Early voting starts in New York state this Saturday, October 24th, and local officials are expecting a massive turnout.
“It’s just going to be a record turnout. We expect, and hopefully are prepared, for the volumes that are coming,” said Onondaga County Democratic Elections Commissioner Dustin Czarny.
There will be six polling sites throughout Onondaga County; you can choose to vote at any one of them, regardless of your designated voting district, which dictates where you can vote on election day itself on November 3rd.
Last year 8,462 people chose to vote early in Onondaga County. That number is expected to increase as early voting sites around the county see record numbers, leading to long lines and wait times. Board of Elections officials in Onondaga County say that the fact that voters have six polling sites for early voting should help to keep wait times down; New York State law also mandates that officials find a way to ensure voters do not wait longer than thirty minutes to vote early.
“There's going to be some lines, so if voters are patient and wait, it will take a little time,” said Onondaga County Republican Elections Commissioner Michele Sardo, “our inspectors are very good, maybe a few minutes after [thirty minute limit] but they'll do very well.”
Both elections commissioners for Onondaga County say they are confident in the health and safety protocols in place for in-person voting. They’ll be the same standards and procedures used during the primary over the summer.
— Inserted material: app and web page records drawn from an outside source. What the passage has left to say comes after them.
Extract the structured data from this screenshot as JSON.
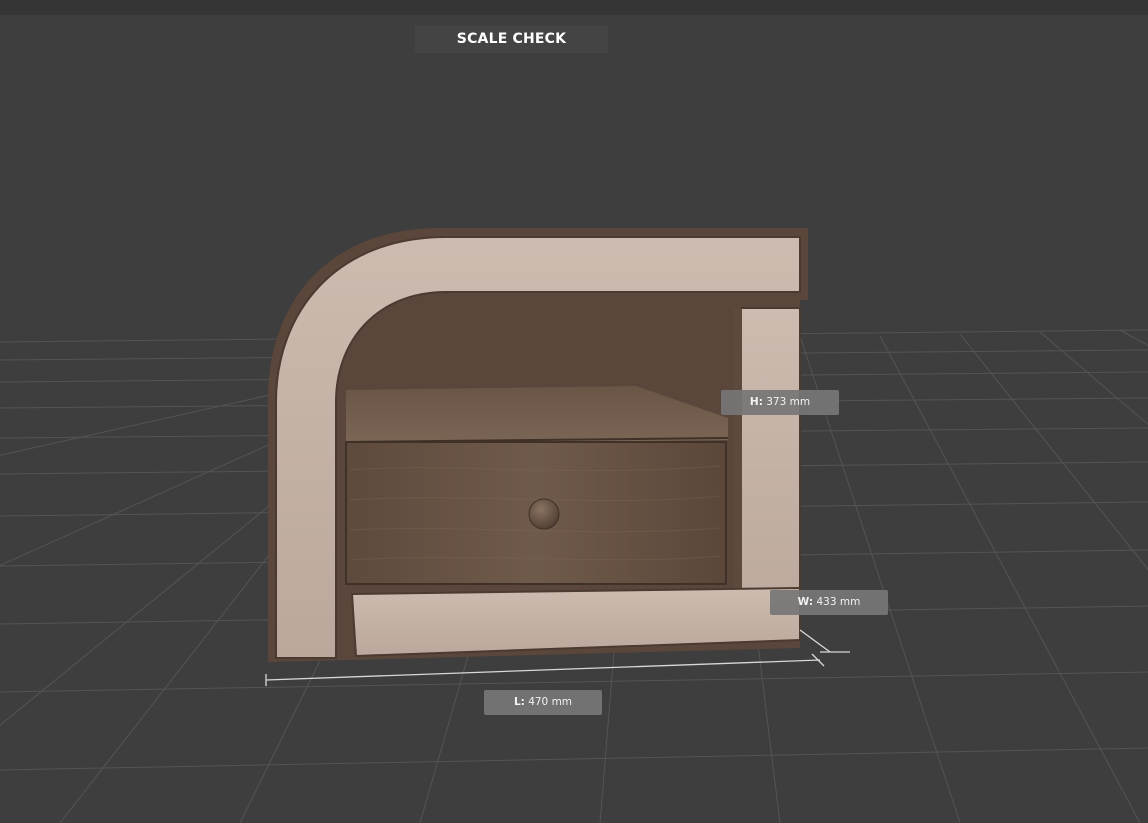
{
  "header": {
    "title": "SCALE CHECK"
  },
  "dimensions": {
    "height": {
      "key": "H:",
      "value": "373 mm"
    },
    "width": {
      "key": "W:",
      "value": "433 mm"
    },
    "length": {
      "key": "L:",
      "value": "470 mm"
    }
  },
  "colors": {
    "background": "#3e3e3e",
    "grid_line": "#5a5a5a",
    "upholstery": "#c4b1a6",
    "wood": "#6b5648",
    "frame": "#5a463a",
    "label_bg": "#767676",
    "text": "#ffffff"
  }
}
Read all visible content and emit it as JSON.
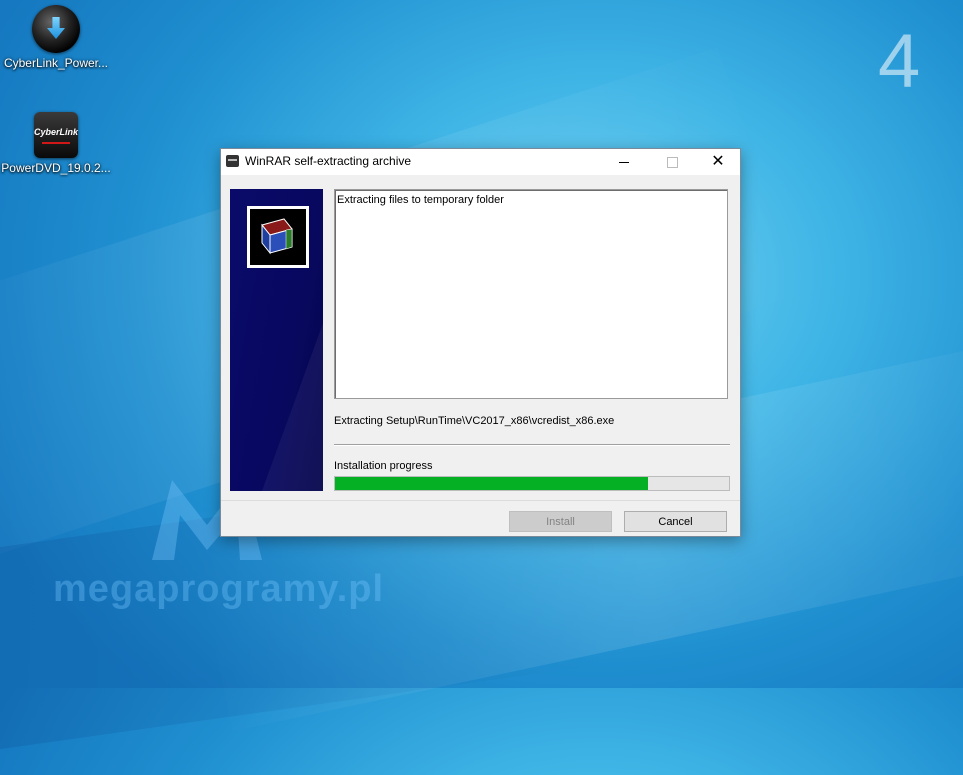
{
  "desktop": {
    "icons": [
      {
        "label": "CyberLink_Power..."
      },
      {
        "label": "PowerDVD_19.0.2...",
        "badge_text": "CyberLink"
      }
    ],
    "corner_number": "4",
    "watermark": "megaprogramy.pl"
  },
  "window": {
    "title": "WinRAR self-extracting archive",
    "log_text": "Extracting files to temporary folder",
    "current_file": "Extracting Setup\\RunTime\\VC2017_x86\\vcredist_x86.exe",
    "progress_label": "Installation progress",
    "progress_fraction": 0.795,
    "install_label": "Install",
    "cancel_label": "Cancel",
    "colors": {
      "progress": "#06b025",
      "sidebar": "#0a0a6a"
    }
  }
}
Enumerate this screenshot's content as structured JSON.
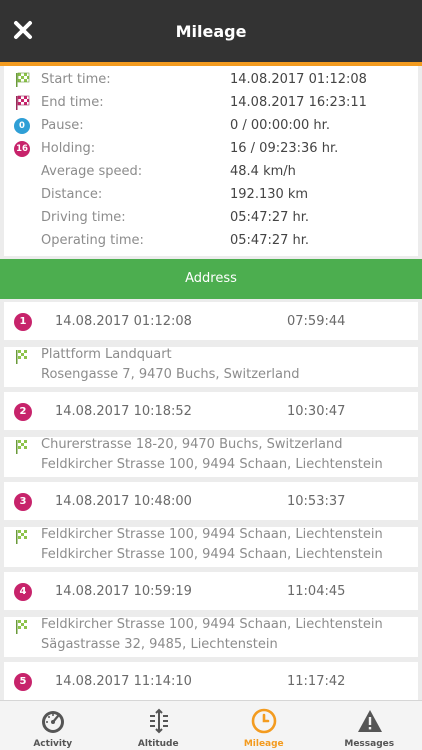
{
  "header": {
    "title": "Mileage",
    "close_icon": "close-icon"
  },
  "summary": [
    {
      "label": "Start time:",
      "value": "14.08.2017 01:12:08",
      "icon": "flag-green-icon"
    },
    {
      "label": "End time:",
      "value": "14.08.2017 16:23:11",
      "icon": "flag-red-icon"
    },
    {
      "label": "Pause:",
      "value": "0 / 00:00:00 hr.",
      "icon": "pause-count-badge",
      "badge": "0"
    },
    {
      "label": "Holding:",
      "value": "16 / 09:23:36 hr.",
      "icon": "holding-count-badge",
      "badge": "16"
    },
    {
      "label": "Average speed:",
      "value": "48.4 km/h"
    },
    {
      "label": "Distance:",
      "value": "192.130 km"
    },
    {
      "label": "Driving time:",
      "value": "05:47:27 hr."
    },
    {
      "label": "Operating time:",
      "value": "05:47:27 hr."
    }
  ],
  "address_section": {
    "label": "Address"
  },
  "stops": [
    {
      "num": "1",
      "start": "14.08.2017 01:12:08",
      "end": "07:59:44"
    },
    {
      "num": "2",
      "start": "14.08.2017 10:18:52",
      "end": "10:30:47"
    },
    {
      "num": "3",
      "start": "14.08.2017 10:48:00",
      "end": "10:53:37"
    },
    {
      "num": "4",
      "start": "14.08.2017 10:59:19",
      "end": "11:04:45"
    },
    {
      "num": "5",
      "start": "14.08.2017 11:14:10",
      "end": "11:17:42"
    }
  ],
  "routes": [
    {
      "from": "Plattform Landquart",
      "to": "Rosengasse 7, 9470 Buchs, Switzerland"
    },
    {
      "from": "Churerstrasse 18-20, 9470 Buchs, Switzerland",
      "to": "Feldkircher Strasse 100, 9494 Schaan, Liechtenstein"
    },
    {
      "from": "Feldkircher Strasse 100, 9494 Schaan, Liechtenstein",
      "to": "Feldkircher Strasse 100, 9494 Schaan, Liechtenstein"
    },
    {
      "from": "Feldkircher Strasse 100, 9494 Schaan, Liechtenstein",
      "to": "Sägastrasse 32, 9485, Liechtenstein"
    }
  ],
  "tabs": [
    {
      "label": "Activity",
      "icon": "speedometer-icon",
      "active": false
    },
    {
      "label": "Altitude",
      "icon": "altitude-icon",
      "active": false
    },
    {
      "label": "Mileage",
      "icon": "clock-icon",
      "active": true
    },
    {
      "label": "Messages",
      "icon": "warning-icon",
      "active": false
    }
  ],
  "colors": {
    "header": "#333333",
    "accent": "#f39b1f",
    "address_bar": "#4cae4f",
    "stop_badge": "#c7236b",
    "pause_badge": "#2f9fd6"
  }
}
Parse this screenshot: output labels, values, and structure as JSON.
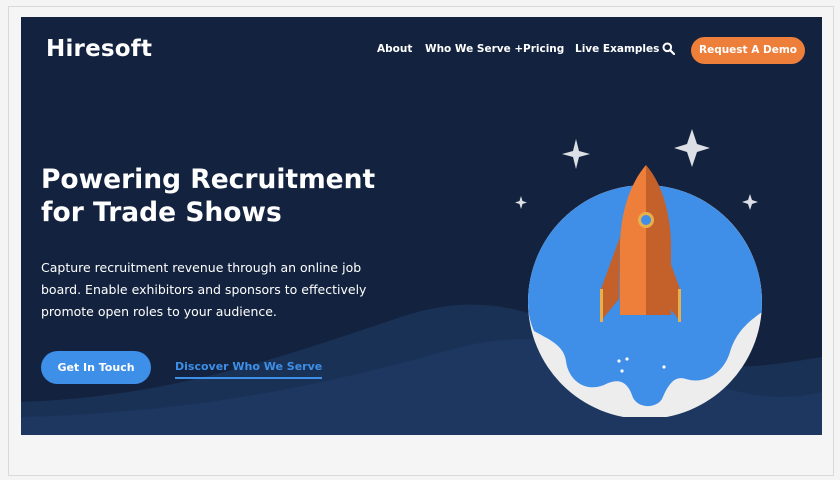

The Southwest Community Centre in Syracuse is one of the six early voting sites in the county. Darryl Mercer works there as the maintenance supervisor, and he’ll be volunteering to assist in cleaning efforts on early voting days and on election day. He says his team will perform a deep clean of every surface, tablet and pen voters could come into contact with every hour.
“We want everybody to understand that this thing this COVID-19 is for real,” said Mercer, “right here at the Southwest Community Center we are going to make it safe.”
Voters will be required to maintain social distancing and wear masks. There will be one entrance and a separate exit, maintaining one-way foot traffic through the polling site.
“That's all we need y'all to do, it will be safe,” said Mercer.
The Board of Elections is still working through absentee ballots. As of Monday, voters have returned 28,509 ballots to the county. There have been 59,758 applications for an absentee ballot; 30,300 from registered Democrats, and 12,573 from Republicans. Both elections commissioners agree that there is no evidence of voter fraud associated with absentee ballots.
Election officials check each one as they come in to ensure they have been filled out correctly; a new state law requires the county to notify voters if their ballot won’t be counted for some kind of mistake, giving them time to correct it. So far 400 of the nearly 30 thousand ballots the county has received have been flagged for an error, which Czarny says is typical for any election cycle. You can see the county’s instructions for voting by mail here.
“A lot of times it’s, people are voting absentee for the first time, they've never done it before, they forget to sign - it’s something innocent that would have otherwise thrown out their vote,” said Czarny.
So far 9 thousand more Democrats have applied for an absentee ballot than Republicans in Onondaga County – but more Republicans are expected to vote in-person, starting with early voting this weekend, according to Sardo.